In Greek mythology, Rhoeo (/ˈr/; Ancient Greek: Ῥοιώ) was a daughter of Staphylus and Chrysothemis, sister to Parthenos and Molpadia or Hemithea. Parthenius relates that she once experienced a great jealosy of her sister Hemithea when Staphylus arranged for the latter to spend a night with Lyrcus, his guest, whom both Hemithea and Rhoeo fell in love with.[1]

She became the lover of Apollo and by him the mother of Anius. When her father discovered her pregnancy, he believed she was impregnated by a man rather than a god. He placed her in a chest and cast her out to sea (parallel to Danae and Perseus). She landed on the island of Delos, which was sacred to Apollo. She gave birth to a son on the island and named him Anius (as if from ἀνιάομαι "to suffer"); she then put him on the altar of Apollo and prayed to the god that the baby be saved if it was his. Apollo concealed the child for some time, taught him the art of divination and granted him certain honors.[2][3]

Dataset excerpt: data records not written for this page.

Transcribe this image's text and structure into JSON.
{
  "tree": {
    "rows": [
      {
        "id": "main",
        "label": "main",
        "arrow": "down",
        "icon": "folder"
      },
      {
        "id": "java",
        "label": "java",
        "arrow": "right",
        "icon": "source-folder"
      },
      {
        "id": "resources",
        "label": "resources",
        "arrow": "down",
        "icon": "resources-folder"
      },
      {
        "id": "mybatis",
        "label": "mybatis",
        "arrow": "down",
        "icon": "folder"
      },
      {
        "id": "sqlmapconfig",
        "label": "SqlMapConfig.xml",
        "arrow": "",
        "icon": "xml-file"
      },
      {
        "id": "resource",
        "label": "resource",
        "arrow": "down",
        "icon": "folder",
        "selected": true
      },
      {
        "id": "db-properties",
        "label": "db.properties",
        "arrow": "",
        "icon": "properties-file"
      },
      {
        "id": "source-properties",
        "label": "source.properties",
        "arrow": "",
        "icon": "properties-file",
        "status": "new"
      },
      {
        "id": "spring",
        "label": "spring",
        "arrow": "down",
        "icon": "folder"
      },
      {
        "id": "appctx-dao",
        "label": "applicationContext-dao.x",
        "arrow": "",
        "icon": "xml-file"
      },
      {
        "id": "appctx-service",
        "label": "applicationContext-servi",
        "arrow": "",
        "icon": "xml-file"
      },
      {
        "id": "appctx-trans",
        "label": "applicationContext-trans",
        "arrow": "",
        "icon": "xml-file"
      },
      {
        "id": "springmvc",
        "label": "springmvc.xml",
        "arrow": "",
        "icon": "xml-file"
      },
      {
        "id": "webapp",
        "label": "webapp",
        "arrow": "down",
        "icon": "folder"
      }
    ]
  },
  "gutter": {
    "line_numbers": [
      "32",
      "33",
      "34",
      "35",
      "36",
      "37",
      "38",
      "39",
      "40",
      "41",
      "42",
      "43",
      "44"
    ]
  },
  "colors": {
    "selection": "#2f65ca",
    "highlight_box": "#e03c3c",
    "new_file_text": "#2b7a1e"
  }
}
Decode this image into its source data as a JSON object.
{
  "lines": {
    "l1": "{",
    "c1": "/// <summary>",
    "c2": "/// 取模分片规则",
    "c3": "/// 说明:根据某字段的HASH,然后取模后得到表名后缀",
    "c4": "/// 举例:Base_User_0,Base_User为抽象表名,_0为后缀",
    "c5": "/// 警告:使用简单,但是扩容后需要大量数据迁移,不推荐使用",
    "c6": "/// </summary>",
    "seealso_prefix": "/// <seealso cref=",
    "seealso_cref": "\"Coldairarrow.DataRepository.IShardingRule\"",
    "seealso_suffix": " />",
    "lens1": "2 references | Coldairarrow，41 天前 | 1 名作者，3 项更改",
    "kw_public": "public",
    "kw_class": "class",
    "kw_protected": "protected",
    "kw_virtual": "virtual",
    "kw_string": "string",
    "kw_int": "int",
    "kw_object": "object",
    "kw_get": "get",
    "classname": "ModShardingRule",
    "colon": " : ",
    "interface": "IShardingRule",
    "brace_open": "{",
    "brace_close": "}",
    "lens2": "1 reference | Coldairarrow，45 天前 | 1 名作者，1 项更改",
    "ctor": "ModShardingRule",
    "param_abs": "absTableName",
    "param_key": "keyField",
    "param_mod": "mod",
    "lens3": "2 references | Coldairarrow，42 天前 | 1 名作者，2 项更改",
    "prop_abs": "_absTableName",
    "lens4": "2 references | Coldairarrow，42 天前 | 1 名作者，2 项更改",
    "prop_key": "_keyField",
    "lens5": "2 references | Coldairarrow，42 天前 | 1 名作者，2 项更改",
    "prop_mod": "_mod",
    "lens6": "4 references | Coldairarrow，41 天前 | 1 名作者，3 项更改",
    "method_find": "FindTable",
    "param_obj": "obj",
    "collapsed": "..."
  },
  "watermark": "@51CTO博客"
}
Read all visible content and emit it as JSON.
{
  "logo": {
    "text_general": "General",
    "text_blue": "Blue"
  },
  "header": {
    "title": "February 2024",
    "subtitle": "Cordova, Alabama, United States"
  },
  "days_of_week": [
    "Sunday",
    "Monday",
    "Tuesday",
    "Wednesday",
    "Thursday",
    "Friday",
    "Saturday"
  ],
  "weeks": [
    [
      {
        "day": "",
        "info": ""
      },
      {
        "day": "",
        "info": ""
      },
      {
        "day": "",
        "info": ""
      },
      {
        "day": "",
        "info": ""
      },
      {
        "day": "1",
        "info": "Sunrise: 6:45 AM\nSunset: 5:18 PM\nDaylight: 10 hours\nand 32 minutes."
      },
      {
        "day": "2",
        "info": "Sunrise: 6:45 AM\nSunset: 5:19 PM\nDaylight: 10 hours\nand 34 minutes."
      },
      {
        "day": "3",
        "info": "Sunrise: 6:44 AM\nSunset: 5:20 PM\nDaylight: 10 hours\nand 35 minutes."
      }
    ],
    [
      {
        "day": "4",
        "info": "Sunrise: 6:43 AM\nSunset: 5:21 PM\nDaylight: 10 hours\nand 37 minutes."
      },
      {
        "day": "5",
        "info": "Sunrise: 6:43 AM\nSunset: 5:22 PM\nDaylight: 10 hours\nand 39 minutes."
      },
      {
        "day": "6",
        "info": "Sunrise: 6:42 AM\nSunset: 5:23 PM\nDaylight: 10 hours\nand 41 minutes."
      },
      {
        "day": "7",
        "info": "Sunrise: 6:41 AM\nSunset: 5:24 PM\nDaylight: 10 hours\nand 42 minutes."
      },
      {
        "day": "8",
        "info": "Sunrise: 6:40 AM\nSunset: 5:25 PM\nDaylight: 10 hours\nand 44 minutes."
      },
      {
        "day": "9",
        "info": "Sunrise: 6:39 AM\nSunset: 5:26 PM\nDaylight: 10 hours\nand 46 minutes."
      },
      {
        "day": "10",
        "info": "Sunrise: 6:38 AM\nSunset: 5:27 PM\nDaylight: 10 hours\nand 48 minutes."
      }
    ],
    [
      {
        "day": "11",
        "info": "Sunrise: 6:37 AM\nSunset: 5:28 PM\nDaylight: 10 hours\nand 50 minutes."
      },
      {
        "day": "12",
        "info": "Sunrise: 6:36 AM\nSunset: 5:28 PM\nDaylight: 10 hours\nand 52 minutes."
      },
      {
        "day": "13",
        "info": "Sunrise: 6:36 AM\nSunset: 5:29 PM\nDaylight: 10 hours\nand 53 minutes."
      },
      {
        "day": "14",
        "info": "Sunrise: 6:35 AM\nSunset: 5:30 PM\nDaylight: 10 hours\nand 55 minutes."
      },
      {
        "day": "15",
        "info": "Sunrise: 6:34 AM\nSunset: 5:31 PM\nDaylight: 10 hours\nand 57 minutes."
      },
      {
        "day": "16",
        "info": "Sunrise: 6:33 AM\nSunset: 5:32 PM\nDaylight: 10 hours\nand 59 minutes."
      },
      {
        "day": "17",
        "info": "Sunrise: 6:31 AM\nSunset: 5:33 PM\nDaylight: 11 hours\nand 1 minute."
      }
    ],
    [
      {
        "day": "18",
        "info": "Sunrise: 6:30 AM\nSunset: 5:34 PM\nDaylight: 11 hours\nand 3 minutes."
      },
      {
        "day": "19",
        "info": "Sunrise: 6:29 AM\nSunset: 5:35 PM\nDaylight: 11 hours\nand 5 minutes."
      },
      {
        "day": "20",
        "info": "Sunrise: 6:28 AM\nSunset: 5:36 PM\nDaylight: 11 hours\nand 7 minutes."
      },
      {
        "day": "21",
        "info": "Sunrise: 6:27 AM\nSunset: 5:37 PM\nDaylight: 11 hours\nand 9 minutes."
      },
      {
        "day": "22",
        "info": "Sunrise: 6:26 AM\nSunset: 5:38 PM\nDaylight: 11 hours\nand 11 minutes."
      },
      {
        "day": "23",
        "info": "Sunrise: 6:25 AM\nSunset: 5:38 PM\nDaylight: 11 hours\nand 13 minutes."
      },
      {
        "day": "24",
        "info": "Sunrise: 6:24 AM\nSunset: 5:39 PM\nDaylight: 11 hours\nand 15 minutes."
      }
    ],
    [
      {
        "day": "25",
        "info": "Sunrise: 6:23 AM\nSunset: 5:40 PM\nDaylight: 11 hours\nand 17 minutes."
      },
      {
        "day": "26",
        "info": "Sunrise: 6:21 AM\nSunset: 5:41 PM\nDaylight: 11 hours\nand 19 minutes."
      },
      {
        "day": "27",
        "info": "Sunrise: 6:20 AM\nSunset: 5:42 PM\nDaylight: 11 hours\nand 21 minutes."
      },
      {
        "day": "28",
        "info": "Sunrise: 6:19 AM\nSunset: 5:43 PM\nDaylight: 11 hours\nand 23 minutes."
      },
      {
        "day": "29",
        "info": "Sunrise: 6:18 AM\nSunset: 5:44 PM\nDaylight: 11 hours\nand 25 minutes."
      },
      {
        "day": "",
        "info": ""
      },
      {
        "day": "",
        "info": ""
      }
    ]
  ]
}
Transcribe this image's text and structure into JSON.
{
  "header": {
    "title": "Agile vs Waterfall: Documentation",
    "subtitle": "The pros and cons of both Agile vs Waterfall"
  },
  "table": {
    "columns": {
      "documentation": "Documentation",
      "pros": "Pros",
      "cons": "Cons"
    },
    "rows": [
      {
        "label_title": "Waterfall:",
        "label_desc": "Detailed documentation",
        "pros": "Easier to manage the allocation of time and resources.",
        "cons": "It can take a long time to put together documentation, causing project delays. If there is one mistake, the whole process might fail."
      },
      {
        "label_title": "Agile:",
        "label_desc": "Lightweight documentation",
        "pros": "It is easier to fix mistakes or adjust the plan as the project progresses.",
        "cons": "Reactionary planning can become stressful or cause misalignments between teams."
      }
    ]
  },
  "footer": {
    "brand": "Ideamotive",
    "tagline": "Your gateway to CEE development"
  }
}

Rhoeo eventually married Zarex, son of Carystus or Carycus, who accepted Anius as his own, and had two more children with him.[4] Later, Anius became a priest of Apollo and gave aid to Aeneas and his retinue when they were travelling from Troy to the future site of Rome.

One source mentions Rhoeo as a possible mother of Jason with Aeson.[5]

Notes[edit]

  1. ^ Parthenius, Love Romances, 1
  2. ^ Diodorus Siculus, Library of History, 5. 62
  3. ^ Tzetzes on Lycophron, 570
  4. ^ Tzetzes on Lycophron, 580
  5. ^ Tzetzes, Chiliades, 6. 979 - 980

References[edit]